The creme de la creme of Noosa’s vibrant dining scene is Wasabi. Overlooking Noosa River, it has an omakase set menu (in which dishes are specially selected by the chef) that features rare Japanese ingredients from the restaurant’s Honeysuckle Hill Farm in nearby Pomona. Next door to Wasabi, The Cooking School Noosa provides a lasting souvenir with classes run by Wasabi and guest chefs.
On ever-busy Hastings Street, celebrity chef Peter Kuruvita helms Noosa Beach House. The breezy venue offers prime people-watching, the ideal accompaniment for Kuruvita’s Sri Lankan-inspired cooking – think black-pepper Moreton Bay bugs and sambal-laced Gympie beans.
Away from the Hasting Street tourist throng, Sunshine Beach’s restaurants are packed with locals. For excellent yum cha made with regional produce ascend the stairs to elegant Embassy XO, or head to playful Sum Yung Guys for house cocktails and modern Asian dishes with lashes of spice.
The Sunny Coast’s fine weather and finer food demands a fitting thirst quencher. Thankfully, the coastal craft-beer scene is booming.
Craft Beer Tours’ ’beer guy‘ Josh Donohoe has seen around a dozen breweries open in recent years. “The Sunshine Coast offers a craft beer trail that is definitely worth exploring,” Josh says. “Our tours take in breweries on the coast, hinterland and Noosa regions, with each brewery having its own unique style and flavours.”
Among local hop-stars is Brouhaha Brewery, which combines paddock-to-plate dining with refreshing ales in the hinterland town of Maleny. Another inland beaut is Eumundi Brewery, in the town’s century-old Imperial Hotel. And at Moffat Beach Brewing, south of Mooloolaba, Matt and Shaz Wilson pour tank-fresh brews metres from the sand and surf.
Hitting the hinterland
It’s hard to prise yourself from those sea vistas, but the hinterland rewards the effort.
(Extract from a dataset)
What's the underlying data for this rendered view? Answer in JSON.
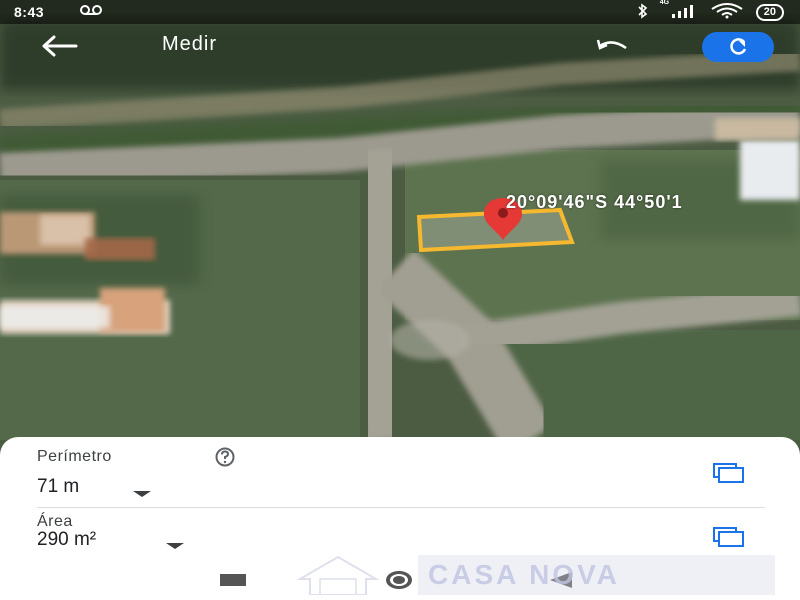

Tucked among tropical gardens in Yandina, Spirit House is one of Queensland’s most beloved dining destinations. Since 1995, the restaurant and cooking school has worked with local farms and fisheries to deliver Thai-inspired fine dining.
“Spirit House was created to give people the ultimate Asian food experience, one which will excite all the senses,” says manager Jessica Da Costa. “Although we have grown into a large business, I think the fact that we are still a family business at heart is a huge part of why the Spirit House continues to be so successful.”
In Maleny, The Tamarind at Spicers Retreat also crafts innovative Asian cuisine in verdant surrounds. A short drive away at Montville’s plush Spicers Clovelly Estate, The Long Apron offers acclaimed European menus on a terrace shaded by jacaranda trees. From a jaw-dropping Montville property, Flame Hill Vineyard waves the flag for Queensland wine and uses its own working farm for its fine-dining fare.